Problem details:
In the records that follow, count the lines where the string "icon" appears, and give the count with nothing added.

Excerpts from an interface dataset:
------------------------------------------------------------
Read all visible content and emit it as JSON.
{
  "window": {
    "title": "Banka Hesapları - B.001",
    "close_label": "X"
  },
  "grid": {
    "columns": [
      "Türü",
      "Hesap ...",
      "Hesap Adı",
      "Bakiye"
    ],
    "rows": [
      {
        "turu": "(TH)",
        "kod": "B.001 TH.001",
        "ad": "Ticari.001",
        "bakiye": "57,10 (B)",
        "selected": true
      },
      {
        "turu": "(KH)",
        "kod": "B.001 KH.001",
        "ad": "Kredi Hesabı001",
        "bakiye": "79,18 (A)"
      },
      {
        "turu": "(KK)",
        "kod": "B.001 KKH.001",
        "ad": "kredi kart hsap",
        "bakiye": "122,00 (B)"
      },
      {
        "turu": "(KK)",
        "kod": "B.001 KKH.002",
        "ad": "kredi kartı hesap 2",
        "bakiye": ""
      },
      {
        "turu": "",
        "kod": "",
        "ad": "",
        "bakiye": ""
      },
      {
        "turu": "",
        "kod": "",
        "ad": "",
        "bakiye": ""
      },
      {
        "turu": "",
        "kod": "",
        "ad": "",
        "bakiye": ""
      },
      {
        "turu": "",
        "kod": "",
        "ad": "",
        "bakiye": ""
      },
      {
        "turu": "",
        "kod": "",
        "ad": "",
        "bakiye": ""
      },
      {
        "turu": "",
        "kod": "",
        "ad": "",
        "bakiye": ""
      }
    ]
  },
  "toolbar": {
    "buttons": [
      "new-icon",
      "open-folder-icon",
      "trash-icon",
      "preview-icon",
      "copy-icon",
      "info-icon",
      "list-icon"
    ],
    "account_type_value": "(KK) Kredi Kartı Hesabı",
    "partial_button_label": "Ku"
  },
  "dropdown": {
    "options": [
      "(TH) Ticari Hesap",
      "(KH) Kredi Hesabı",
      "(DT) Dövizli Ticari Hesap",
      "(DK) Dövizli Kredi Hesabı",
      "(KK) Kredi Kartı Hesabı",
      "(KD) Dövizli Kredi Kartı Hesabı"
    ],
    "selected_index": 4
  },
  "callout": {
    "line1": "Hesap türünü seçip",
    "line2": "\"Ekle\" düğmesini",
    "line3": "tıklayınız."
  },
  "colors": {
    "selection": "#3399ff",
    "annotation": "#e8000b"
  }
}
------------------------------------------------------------
Result for this exercise:
7